What Do You Need For Bow Hunting?

Bowhunting is hunting with a bow (the name pretty much gives it away), and it is something that has been done for thousands of years, and that has now also become a sort of sporting activity. Essentially, it is hunting game animals through archery, with the use of a bow. 

If you’re new at bowhunting and are just recently getting into this type of activity, then you’re probably worried about having the right gear, and setting up things in the right way so that you can start off on a good foot. 

When you get told the basic list of essentials for bowhunting, it can become quite overwhelming, as there is a lot more gear than people believe at first. Of course, some gear is optional to improve the bowhunting, and will depend on your preference. But we will just include the essentials we consider necessary for bowhunting, especially for those that are at a beginner level. 

What do you need for bow hunting

Because it is quite a lot of gear, and you might not be able to buy it all at once, we’ve divided everything into three different groups. Group one is the most important, and once you have all the items listed there, you can move on to group two, and so on.

Basically, group one is most essential, group two is somewhat essential, and group three is better described as basic gear that will come in very handy. 

Let’s get right into it! 

Group 1: hunting bow necessities:

These are the most important gear items that you will need before you begin to bowhunt, and they are by far the ones you should prioritize getting. 

  • Bow:

You can’t go bow hunting without a bow, so it makes sense for this to be the number one top essential item that you need! 

  • Fletched arrows:

These are the types of arrows used in bowhunting

  • Quiver:

A quiver is a container for holding arrows in. It can be slung over a shoulder, carried on your back, attached to a belt at your waist, or simply left on the ground. 

  • Release:

The release is a mechanical device used with compound bows to help hold and release the string, aiding you in your archery. 

  • Sight:

The sight is a piece added to the bow to aid you with your aim, which is pretty important when hunting for game. 

  • Rest:

This is a piece added to the bow that allows you to rest the arrow, allowing for a better consistency for every arrow that you notch, so that they are all in the same adjusted position. 

  • D-loop:

This is a piece of cord attached to the bowstring which forms a D shape surrounding the arrow. It is the point of connection for archery release. 

  • Peep sight:

A peep sight acts as the back sight, helping with the alignment of the eye with the scope. 

  • Field points:

These are used for target practice, which you will be doing a lot of when learning to bowhunt. 

Group 2: additional necessities and tools:

These items of gear are also very important, but you can begin bowhunting without them, meaning you can add them to your inventory as you go along and get better. (In the meanwhile, if needed, you could borrow them from a friend or other)

  • Target:

A target is what is used for practicing any form of archery, including bowhunting.
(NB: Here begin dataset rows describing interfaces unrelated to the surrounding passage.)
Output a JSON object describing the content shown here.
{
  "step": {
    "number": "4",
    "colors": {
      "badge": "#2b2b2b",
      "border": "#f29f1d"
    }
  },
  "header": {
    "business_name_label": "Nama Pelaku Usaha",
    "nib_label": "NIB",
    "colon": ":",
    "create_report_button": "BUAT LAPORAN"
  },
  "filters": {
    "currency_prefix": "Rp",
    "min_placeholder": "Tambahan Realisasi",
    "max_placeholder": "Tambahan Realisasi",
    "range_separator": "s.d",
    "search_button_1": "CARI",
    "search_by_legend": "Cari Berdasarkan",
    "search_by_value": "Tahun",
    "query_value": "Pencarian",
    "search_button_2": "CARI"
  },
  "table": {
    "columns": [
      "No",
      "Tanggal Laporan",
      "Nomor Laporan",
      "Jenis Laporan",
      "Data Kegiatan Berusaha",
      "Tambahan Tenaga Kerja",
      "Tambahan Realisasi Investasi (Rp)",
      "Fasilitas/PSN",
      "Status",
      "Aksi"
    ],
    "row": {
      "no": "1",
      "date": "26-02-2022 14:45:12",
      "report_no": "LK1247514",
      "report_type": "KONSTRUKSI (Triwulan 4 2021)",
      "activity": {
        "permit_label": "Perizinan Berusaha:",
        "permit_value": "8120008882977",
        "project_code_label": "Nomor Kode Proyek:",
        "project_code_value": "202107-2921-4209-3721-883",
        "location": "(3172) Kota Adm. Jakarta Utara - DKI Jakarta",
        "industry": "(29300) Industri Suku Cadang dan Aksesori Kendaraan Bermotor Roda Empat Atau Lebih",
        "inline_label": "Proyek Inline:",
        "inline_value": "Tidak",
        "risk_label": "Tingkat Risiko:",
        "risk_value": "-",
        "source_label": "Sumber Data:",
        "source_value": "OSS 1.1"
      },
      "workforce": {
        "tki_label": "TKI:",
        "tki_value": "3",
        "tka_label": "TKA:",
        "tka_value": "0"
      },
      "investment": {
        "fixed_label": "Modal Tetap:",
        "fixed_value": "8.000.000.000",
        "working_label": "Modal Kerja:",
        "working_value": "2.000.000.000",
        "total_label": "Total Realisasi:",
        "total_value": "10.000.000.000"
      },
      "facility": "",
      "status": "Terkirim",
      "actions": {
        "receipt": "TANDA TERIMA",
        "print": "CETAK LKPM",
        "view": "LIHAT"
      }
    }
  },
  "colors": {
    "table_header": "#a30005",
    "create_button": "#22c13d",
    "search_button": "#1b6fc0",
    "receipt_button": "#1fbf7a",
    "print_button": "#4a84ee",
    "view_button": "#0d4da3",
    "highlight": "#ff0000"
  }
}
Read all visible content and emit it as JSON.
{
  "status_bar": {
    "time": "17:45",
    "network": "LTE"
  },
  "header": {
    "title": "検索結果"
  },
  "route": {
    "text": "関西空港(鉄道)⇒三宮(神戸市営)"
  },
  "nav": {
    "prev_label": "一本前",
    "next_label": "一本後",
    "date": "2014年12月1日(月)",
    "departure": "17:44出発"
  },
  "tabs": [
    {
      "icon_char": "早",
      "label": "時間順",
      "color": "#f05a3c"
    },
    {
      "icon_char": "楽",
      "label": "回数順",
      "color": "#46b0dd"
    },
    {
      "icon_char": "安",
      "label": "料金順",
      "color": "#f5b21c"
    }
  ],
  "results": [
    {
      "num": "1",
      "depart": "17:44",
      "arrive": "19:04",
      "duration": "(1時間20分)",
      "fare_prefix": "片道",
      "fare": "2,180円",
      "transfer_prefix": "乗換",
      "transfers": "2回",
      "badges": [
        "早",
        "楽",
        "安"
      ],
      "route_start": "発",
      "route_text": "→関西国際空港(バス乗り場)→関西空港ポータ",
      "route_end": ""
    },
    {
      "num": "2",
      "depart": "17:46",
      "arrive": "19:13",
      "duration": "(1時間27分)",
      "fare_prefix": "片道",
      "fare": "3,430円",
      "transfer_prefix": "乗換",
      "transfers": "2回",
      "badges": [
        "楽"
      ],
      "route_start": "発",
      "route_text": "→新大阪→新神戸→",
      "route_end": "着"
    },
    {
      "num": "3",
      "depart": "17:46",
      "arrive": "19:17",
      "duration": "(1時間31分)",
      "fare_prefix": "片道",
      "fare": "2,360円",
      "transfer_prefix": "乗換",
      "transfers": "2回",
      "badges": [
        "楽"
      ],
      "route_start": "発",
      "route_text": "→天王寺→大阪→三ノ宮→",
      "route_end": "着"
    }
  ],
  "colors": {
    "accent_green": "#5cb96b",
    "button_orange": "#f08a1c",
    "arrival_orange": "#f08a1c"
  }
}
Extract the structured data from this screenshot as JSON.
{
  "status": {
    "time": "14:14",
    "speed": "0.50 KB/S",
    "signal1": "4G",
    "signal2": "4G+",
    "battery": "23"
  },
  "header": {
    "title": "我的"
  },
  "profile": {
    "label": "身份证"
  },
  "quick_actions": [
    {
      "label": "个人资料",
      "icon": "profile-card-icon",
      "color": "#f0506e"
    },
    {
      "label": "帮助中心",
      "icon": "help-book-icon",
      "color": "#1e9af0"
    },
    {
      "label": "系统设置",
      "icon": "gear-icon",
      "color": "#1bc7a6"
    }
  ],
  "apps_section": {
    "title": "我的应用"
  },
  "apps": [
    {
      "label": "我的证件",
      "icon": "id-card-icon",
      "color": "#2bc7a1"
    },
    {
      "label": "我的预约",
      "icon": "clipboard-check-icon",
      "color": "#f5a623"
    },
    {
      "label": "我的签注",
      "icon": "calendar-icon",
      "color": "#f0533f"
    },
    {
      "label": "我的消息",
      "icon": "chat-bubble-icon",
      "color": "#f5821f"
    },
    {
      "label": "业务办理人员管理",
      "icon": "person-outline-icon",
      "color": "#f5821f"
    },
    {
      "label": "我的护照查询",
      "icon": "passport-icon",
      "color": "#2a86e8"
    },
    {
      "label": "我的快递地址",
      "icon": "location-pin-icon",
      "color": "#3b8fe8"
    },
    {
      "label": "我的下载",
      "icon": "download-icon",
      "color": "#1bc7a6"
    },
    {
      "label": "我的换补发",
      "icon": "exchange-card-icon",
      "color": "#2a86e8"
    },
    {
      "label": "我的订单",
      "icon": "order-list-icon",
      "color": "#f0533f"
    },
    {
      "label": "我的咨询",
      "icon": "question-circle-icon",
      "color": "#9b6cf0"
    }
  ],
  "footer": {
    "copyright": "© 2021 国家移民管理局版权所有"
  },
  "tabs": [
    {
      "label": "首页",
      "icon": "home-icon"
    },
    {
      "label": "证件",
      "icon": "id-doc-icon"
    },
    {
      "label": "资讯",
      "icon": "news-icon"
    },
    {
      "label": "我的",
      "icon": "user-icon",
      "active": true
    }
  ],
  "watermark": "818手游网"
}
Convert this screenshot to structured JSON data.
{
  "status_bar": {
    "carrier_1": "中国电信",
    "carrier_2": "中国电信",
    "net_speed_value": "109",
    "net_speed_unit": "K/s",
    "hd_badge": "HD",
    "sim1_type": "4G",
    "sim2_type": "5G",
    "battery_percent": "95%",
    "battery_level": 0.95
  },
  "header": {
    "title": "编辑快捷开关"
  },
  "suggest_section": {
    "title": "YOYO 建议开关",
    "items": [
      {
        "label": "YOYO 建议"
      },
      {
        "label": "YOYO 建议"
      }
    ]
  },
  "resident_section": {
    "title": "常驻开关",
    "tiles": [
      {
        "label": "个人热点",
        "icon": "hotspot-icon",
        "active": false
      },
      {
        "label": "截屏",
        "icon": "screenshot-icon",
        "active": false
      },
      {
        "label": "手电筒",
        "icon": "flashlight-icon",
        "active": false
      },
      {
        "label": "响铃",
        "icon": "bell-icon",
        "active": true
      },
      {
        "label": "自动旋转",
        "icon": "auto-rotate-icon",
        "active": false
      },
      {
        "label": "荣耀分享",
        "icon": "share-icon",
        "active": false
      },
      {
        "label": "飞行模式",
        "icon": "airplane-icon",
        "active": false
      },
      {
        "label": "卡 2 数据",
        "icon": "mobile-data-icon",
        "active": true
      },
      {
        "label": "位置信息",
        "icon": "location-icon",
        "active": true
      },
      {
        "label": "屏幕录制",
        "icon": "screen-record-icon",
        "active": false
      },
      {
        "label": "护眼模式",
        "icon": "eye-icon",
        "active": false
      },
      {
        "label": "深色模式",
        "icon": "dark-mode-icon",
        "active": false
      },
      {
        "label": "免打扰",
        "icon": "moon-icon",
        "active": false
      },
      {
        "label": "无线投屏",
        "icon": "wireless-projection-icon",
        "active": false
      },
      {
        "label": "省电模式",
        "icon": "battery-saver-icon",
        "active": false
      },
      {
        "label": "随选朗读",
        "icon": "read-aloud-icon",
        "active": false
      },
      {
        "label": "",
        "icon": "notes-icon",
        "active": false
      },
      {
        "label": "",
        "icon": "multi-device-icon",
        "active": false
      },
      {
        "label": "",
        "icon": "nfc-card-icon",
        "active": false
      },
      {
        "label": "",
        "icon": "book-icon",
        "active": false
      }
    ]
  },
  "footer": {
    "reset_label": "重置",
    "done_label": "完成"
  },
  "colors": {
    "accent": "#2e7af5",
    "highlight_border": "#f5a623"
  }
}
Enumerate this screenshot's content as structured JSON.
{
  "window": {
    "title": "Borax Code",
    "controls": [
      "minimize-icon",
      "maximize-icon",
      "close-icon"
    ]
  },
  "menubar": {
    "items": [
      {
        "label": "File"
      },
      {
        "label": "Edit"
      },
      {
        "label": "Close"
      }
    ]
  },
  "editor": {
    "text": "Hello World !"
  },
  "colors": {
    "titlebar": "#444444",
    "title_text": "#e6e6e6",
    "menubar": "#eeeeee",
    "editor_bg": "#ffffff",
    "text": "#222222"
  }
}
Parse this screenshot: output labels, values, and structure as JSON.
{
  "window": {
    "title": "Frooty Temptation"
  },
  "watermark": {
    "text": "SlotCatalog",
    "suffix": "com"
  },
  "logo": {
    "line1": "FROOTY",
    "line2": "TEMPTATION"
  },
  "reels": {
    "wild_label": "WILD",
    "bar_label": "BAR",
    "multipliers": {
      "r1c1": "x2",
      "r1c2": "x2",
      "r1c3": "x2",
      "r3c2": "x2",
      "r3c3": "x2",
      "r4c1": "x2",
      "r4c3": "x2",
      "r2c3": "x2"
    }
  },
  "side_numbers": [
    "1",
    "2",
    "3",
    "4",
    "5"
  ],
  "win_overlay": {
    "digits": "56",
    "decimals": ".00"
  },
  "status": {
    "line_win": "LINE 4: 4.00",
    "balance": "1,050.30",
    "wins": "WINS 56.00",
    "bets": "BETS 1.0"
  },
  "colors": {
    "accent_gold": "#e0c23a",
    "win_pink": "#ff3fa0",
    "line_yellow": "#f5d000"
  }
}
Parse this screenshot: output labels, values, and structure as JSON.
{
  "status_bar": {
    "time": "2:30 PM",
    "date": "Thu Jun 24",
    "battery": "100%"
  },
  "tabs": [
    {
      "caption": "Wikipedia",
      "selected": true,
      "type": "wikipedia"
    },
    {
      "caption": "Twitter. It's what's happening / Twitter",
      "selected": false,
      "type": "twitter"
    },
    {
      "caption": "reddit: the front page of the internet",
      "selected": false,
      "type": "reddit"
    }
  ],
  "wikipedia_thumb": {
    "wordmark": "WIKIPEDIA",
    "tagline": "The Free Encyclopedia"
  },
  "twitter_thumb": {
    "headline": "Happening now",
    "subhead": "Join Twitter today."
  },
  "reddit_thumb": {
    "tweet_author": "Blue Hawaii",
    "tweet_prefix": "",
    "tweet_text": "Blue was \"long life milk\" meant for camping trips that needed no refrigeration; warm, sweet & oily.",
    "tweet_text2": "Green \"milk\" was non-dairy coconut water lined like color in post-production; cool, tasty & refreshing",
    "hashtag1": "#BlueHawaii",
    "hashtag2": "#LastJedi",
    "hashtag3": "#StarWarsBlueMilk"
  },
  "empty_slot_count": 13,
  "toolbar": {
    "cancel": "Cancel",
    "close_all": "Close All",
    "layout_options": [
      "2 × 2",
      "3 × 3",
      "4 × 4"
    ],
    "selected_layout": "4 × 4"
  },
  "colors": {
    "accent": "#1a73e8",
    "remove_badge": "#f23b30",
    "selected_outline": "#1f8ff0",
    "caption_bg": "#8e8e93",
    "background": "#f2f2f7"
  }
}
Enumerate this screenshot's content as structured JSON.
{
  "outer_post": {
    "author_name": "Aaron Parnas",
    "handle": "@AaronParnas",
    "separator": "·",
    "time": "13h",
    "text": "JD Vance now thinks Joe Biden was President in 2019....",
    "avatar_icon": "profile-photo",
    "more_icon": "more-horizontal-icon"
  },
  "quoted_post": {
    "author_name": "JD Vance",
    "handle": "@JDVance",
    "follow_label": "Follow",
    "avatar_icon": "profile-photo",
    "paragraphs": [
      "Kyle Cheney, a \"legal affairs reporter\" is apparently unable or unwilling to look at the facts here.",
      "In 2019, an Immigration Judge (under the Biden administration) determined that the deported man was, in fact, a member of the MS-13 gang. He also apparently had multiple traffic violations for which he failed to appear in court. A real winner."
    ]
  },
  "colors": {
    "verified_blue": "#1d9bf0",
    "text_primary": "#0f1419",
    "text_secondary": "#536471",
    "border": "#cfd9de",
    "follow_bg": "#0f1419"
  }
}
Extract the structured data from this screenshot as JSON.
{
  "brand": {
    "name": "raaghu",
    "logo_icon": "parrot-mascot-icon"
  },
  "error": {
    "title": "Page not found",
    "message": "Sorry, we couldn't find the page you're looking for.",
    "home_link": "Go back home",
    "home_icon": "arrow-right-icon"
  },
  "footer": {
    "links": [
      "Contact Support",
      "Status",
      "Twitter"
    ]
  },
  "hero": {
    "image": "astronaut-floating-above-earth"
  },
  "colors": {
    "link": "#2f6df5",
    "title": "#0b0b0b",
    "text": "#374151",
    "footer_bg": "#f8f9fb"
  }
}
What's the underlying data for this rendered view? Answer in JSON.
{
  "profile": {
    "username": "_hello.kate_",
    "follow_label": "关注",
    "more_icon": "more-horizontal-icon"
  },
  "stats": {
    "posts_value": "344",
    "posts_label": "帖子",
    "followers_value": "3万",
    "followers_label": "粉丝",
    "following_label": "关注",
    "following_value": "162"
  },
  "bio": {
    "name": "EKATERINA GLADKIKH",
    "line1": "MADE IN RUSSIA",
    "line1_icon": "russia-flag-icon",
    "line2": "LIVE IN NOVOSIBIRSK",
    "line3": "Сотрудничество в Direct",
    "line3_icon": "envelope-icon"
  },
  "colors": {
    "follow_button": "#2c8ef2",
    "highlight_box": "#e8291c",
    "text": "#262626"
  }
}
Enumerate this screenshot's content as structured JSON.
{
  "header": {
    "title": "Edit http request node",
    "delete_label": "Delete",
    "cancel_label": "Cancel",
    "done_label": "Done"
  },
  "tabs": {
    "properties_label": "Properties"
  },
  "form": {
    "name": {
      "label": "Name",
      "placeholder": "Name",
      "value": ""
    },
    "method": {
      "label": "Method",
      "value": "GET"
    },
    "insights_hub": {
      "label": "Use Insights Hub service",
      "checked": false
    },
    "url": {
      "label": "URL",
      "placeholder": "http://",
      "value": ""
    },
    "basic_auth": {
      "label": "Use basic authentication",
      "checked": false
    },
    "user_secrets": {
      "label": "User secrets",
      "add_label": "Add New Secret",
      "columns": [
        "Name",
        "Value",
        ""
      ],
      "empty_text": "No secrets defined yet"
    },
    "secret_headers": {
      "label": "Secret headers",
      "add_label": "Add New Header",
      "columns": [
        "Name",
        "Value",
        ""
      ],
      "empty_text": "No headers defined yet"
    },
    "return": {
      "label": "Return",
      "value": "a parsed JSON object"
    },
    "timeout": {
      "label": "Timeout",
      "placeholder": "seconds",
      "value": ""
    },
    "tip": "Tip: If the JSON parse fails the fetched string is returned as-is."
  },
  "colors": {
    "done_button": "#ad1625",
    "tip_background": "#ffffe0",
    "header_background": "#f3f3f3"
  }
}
Targets come in many sizes and shapes, and you should choose one suitable to the type of skills you want to develop and train. 

  • Bow case:

Keeping your bow safe when not in use is very important, as well as having a way of carrying it around without it getting damaged. So a bow case is a pretty important item! 

  • Bow sling:

A bow sling helps you to stop dropping the bow, and it also allows for a more relaxed grip, helping you achieve better consistent shots. 

  • Rangefinder:

A rangefinder is a very useful accessory in bowhunting, as it helps you determine the distance and range of a specific target, so that you can take that into account when aiming. 

  • Stabilizer:

A stabilizer reduces the vibration of the bow when an arrow is released, stabilizing the bow. 

Group 3: basic hunting gear you will want 

We won’t go into detail explaining these items, as they are pretty basic when it comes to hunting of all sorts. But basically, they are things that you will eventually want if you regularly go bowhunting and get properly into it. 

  • Treestand
  • Ground blind
  • Camo clothing
  • Hunting boots
  • Backpack
  • Knife
  • Hunting license
  • Hunting regulations guide

Is it hard to bow hunt?

Once you have all of the gear ready, or at the very least the essentials of the gear, then you are ready to start bowhunting. But here is the question most beginners ask; is it hard to bow hunt? 

We’re not going to lie, bow hunting can be pretty trickier. If you’re going for traditional bow hunting, it is around 4000 times harder than rifle hunting, just so that you get a good perspective. And even if you use modern compound bows which make the job easier, hunting with a bow is still incredibly hard, and the success rate is pretty low. 

However, most of the satisfaction with bow hunting isn’t successfully hunting a game animal down (although that is ultimately the goal and what you are aiming for), it is the slow improvements and getting better day by day. 

Bow hunting takes a lot of skill, and if you’re a complete beginner you’re going to have a long journey ahead of you. You will have to get used to using muscles you’ve never used before, and you will have to learn to use a bow, as well as how to aim and many more.

This is why target practice will become your absolute best friend. Until you can aim, trying to hunt down an animal is going to be pretty difficult, and you would just end up scaring the prey away rather than managing to shoot it down with the arrow.